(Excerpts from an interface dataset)
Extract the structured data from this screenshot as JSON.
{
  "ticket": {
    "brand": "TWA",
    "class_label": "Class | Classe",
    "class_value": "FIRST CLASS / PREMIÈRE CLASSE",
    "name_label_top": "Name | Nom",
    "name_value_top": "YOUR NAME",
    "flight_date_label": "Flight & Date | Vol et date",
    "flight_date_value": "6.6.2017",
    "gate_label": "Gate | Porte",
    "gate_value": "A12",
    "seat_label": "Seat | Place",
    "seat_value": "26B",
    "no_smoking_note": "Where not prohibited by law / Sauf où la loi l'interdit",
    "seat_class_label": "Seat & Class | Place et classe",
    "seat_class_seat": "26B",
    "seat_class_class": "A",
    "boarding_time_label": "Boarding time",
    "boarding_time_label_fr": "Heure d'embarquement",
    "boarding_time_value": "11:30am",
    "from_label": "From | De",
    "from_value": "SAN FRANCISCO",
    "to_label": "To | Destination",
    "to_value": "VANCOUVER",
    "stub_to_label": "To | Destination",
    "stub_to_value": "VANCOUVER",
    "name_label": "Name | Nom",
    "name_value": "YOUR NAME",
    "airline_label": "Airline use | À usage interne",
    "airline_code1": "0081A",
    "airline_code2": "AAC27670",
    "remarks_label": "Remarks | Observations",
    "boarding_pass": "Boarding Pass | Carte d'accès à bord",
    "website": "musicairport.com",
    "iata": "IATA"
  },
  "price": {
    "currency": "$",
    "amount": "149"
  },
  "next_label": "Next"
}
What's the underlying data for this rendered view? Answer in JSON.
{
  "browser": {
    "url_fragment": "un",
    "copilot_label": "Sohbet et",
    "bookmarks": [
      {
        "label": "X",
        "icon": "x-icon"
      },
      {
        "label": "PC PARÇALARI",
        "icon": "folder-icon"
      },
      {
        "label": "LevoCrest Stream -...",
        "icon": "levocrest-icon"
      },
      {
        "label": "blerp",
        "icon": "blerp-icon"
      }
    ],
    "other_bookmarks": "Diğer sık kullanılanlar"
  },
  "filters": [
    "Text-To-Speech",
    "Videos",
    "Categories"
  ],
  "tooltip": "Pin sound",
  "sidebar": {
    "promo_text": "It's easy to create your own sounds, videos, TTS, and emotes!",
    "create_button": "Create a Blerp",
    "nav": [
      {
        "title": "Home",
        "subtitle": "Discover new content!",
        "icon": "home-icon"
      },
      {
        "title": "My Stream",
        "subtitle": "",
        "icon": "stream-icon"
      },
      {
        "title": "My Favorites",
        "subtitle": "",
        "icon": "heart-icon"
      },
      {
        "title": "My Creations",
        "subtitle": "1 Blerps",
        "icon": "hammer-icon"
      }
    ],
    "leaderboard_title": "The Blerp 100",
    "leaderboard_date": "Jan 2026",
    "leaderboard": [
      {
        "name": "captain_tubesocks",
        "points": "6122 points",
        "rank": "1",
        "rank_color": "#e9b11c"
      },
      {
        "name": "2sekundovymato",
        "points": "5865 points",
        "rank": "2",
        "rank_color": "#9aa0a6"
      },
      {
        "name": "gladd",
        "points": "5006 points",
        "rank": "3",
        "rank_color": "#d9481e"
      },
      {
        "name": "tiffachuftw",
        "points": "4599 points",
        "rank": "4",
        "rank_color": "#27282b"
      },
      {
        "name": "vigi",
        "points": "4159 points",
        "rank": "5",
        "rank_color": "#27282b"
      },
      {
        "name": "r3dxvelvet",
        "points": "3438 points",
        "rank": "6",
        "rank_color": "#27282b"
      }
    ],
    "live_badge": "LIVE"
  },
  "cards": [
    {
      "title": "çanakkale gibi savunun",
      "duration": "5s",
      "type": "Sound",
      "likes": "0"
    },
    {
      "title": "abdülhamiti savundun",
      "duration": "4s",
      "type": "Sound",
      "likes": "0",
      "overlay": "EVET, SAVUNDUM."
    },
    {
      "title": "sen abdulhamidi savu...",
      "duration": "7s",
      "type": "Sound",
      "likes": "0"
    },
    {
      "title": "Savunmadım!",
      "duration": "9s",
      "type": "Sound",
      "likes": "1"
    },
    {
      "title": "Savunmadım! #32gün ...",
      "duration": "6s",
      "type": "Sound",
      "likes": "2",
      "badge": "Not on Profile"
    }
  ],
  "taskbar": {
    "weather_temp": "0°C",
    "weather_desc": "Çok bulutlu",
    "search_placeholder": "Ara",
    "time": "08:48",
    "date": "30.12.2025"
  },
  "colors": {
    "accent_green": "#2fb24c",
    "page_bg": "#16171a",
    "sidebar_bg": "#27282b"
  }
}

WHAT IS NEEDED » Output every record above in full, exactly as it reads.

RESPONSE TO THE EXERCISE »
Extract the structured data from this screenshot as JSON.
{
  "ticket": {
    "brand": "TWA",
    "class_label": "Class | Classe",
    "class_value": "FIRST CLASS / PREMIÈRE CLASSE",
    "name_label_top": "Name | Nom",
    "name_value_top": "YOUR NAME",
    "flight_date_label": "Flight & Date | Vol et date",
    "flight_date_value": "6.6.2017",
    "gate_label": "Gate | Porte",
    "gate_value": "A12",
    "seat_label": "Seat | Place",
    "seat_value": "26B",
    "no_smoking_note": "Where not prohibited by law / Sauf où la loi l'interdit",
    "seat_class_label": "Seat & Class | Place et classe",
    "seat_class_seat": "26B",
    "seat_class_class": "A",
    "boarding_time_label": "Boarding time",
    "boarding_time_label_fr": "Heure d'embarquement",
    "boarding_time_value": "11:30am",
    "from_label": "From | De",
    "from_value": "SAN FRANCISCO",
    "to_label": "To | Destination",
    "to_value": "VANCOUVER",
    "stub_to_label": "To | Destination",
    "stub_to_value": "VANCOUVER",
    "name_label": "Name | Nom",
    "name_value": "YOUR NAME",
    "airline_label": "Airline use | À usage interne",
    "airline_code1": "0081A",
    "airline_code2": "AAC27670",
    "remarks_label": "Remarks | Observations",
    "boarding_pass": "Boarding Pass | Carte d'accès à bord",
    "website": "musicairport.com",
    "iata": "IATA"
  },
  "price": {
    "currency": "$",
    "amount": "149"
  },
  "next_label": "Next"
}
What's the underlying data for this rendered view? Answer in JSON.
{
  "browser": {
    "url_fragment": "un",
    "copilot_label": "Sohbet et",
    "bookmarks": [
      {
        "label": "X",
        "icon": "x-icon"
      },
      {
        "label": "PC PARÇALARI",
        "icon": "folder-icon"
      },
      {
        "label": "LevoCrest Stream -...",
        "icon": "levocrest-icon"
      },
      {
        "label": "blerp",
        "icon": "blerp-icon"
      }
    ],
    "other_bookmarks": "Diğer sık kullanılanlar"
  },
  "filters": [
    "Text-To-Speech",
    "Videos",
    "Categories"
  ],
  "tooltip": "Pin sound",
  "sidebar": {
    "promo_text": "It's easy to create your own sounds, videos, TTS, and emotes!",
    "create_button": "Create a Blerp",
    "nav": [
      {
        "title": "Home",
        "subtitle": "Discover new content!",
        "icon": "home-icon"
      },
      {
        "title": "My Stream",
        "subtitle": "",
        "icon": "stream-icon"
      },
      {
        "title": "My Favorites",
        "subtitle": "",
        "icon": "heart-icon"
      },
      {
        "title": "My Creations",
        "subtitle": "1 Blerps",
        "icon": "hammer-icon"
      }
    ],
    "leaderboard_title": "The Blerp 100",
    "leaderboard_date": "Jan 2026",
    "leaderboard": [
      {
        "name": "captain_tubesocks",
        "points": "6122 points",
        "rank": "1",
        "rank_color": "#e9b11c"
      },
      {
        "name": "2sekundovymato",
        "points": "5865 points",
        "rank": "2",
        "rank_color": "#9aa0a6"
      },
      {
        "name": "gladd",
        "points": "5006 points",
        "rank": "3",
        "rank_color": "#d9481e"
      },
      {
        "name": "tiffachuftw",
        "points": "4599 points",
        "rank": "4",
        "rank_color": "#27282b"
      },
      {
        "name": "vigi",
        "points": "4159 points",
        "rank": "5",
        "rank_color": "#27282b"
      },
      {
        "name": "r3dxvelvet",
        "points": "3438 points",
        "rank": "6",
        "rank_color": "#27282b"
      }
    ],
    "live_badge": "LIVE"
  },
  "cards": [
    {
      "title": "çanakkale gibi savunun",
      "duration": "5s",
      "type": "Sound",
      "likes": "0"
    },
    {
      "title": "abdülhamiti savundun",
      "duration": "4s",
      "type": "Sound",
      "likes": "0",
      "overlay": "EVET, SAVUNDUM."
    },
    {
      "title": "sen abdulhamidi savu...",
      "duration": "7s",
      "type": "Sound",
      "likes": "0"
    },
    {
      "title": "Savunmadım!",
      "duration": "9s",
      "type": "Sound",
      "likes": "1"
    },
    {
      "title": "Savunmadım! #32gün ...",
      "duration": "6s",
      "type": "Sound",
      "likes": "2",
      "badge": "Not on Profile"
    }
  ],
  "taskbar": {
    "weather_temp": "0°C",
    "weather_desc": "Çok bulutlu",
    "search_placeholder": "Ara",
    "time": "08:48",
    "date": "30.12.2025"
  },
  "colors": {
    "accent_green": "#2fb24c",
    "page_bg": "#16171a",
    "sidebar_bg": "#27282b"
  }
}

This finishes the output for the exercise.